His house is the first affected by any ramblers on the lane, and he says ‘we certainly have no objection’.
The local committee has applied to make a section of the lane public.
Mr Carter said: ‘To be fair, she has made some concessions for individuals, including a local elderly couple.’
Local Kathryn Tupper, 54, documented the hilarious exchange on Facebook, sharing photos of the signs this week.
She says it all began after the homeowner replaced the original ‘subtle’ sign, with a bright green notice which reads: ‘Private land. No public access or right of way.’
In response, the PPP pasted their own imitation sign in similar colours which read: ‘Peasants keep out, self appointed snobs only.’
It was swiftly removed, however over the next few months the PPP struck again, leaving signs which said: ‘Private Parts, no pubic access’ and ‘Street party every Friday. Everyone welcome’ among others.
One photo shows how the police even appear to have been drawn into the matter, with a notice apparently from Surrey Police in place appealing for information on the PPP’s identity.
The saga finally drew to a close on Tuesday, when a new sign more like the original was put back in place.
However, according to Kathryn, locals have now mounted a campaign with the council to have it made into an official right of way.
Speaking today, she said: ‘The route walked doesn’t go near their house and you cannot even see it. The old owners never used to mind people using it.
‘The old sign was nice polite black. Villagers found it a little rude with the timing.
‘They called the police saying the signs were harassment, but they thought they were hilarious.
Local Kathryn Tupper, 54, pictured, documented the exchange on Facebook, sharing photos of the signs this week.
‘Police did try to stop us going up the lane to ease tension, but we informed them of a few Acts which gave us rights to continue using.

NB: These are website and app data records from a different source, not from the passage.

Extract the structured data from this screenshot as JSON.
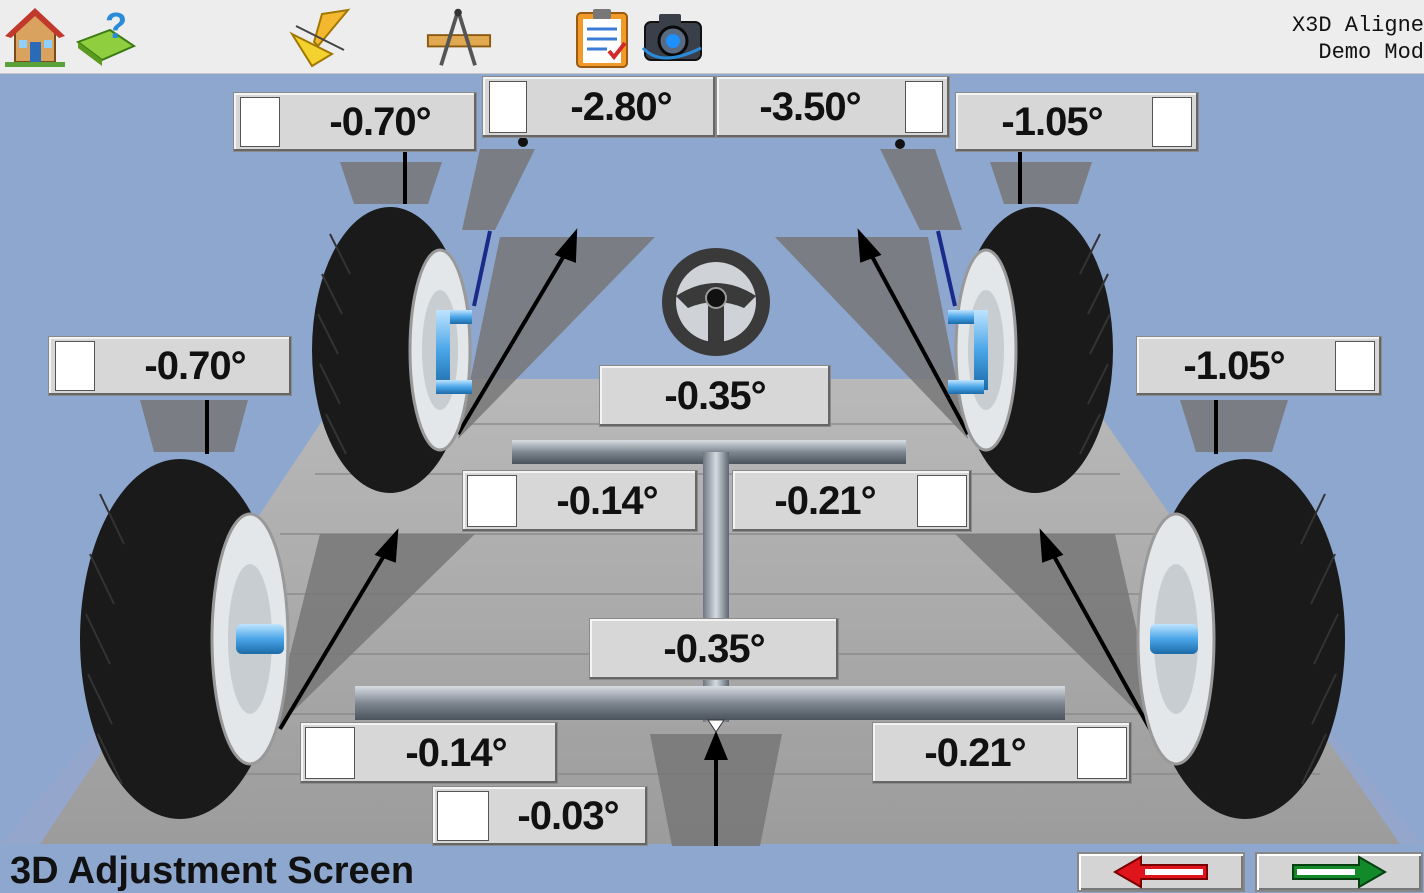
{
  "window": {
    "title_line1": "X3D Aligne",
    "title_line2": "Demo Mod"
  },
  "toolbar": {
    "items": [
      {
        "name": "home-icon"
      },
      {
        "name": "help-book-icon"
      },
      {
        "name": "drafting-tools-icon"
      },
      {
        "name": "compass-ruler-icon"
      },
      {
        "name": "clipboard-report-icon"
      },
      {
        "name": "camera-icon"
      }
    ]
  },
  "readings": {
    "front_left_top": "-0.70°",
    "front_left_caster": "-2.80°",
    "front_right_caster": "-3.50°",
    "front_right_top": "-1.05°",
    "rear_left_camber": "-0.70°",
    "rear_right_camber": "-1.05°",
    "steering": "-0.35°",
    "front_left_toe": "-0.14°",
    "front_right_toe": "-0.21°",
    "thrust": "-0.35°",
    "rear_left_toe": "-0.14°",
    "rear_right_toe": "-0.21°",
    "setback": "-0.03°"
  },
  "footer": {
    "screen_title": "3D Adjustment Screen"
  },
  "colors": {
    "background": "#8ea7cf",
    "back_arrow": "#e0141c",
    "next_arrow": "#138a2a",
    "panel": "#d7d7d7"
  }
}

‘It was then found that even though they owned the lane, they don’t own the pillars so the sign was removed this week.
‘All the other households up there loved the PPP signs and want the road to be used by all.
‘Every day, more people used the lane just to see what new sign had gone up. It kept us amused for weeks in lockdown.’
Social media users have also been tickled by the feud, with Justin Boyne writing: ‘Brilliant, worth the effort.’
Clare Wiliams added: ‘So funny’ and Lotti Newman said: ‘Love these.’
However, others were more sympathetic to the homeowner.
Melanie Hardy wrote: ‘Honestly some people think everywhere belongs to them. How would they feel if random strangers kept walking through their garden?’
A spokesman for Surrey Police said yesterday: ‘We are currently investigating allegations of a number of offences, including public order and criminal damage relating to an ongoing civil dispute between two separate parties.
‘The offences are alleged to have taken place in South Holmwood.
‘A number of enquiries have been carried out and the investigation remains ongoing.’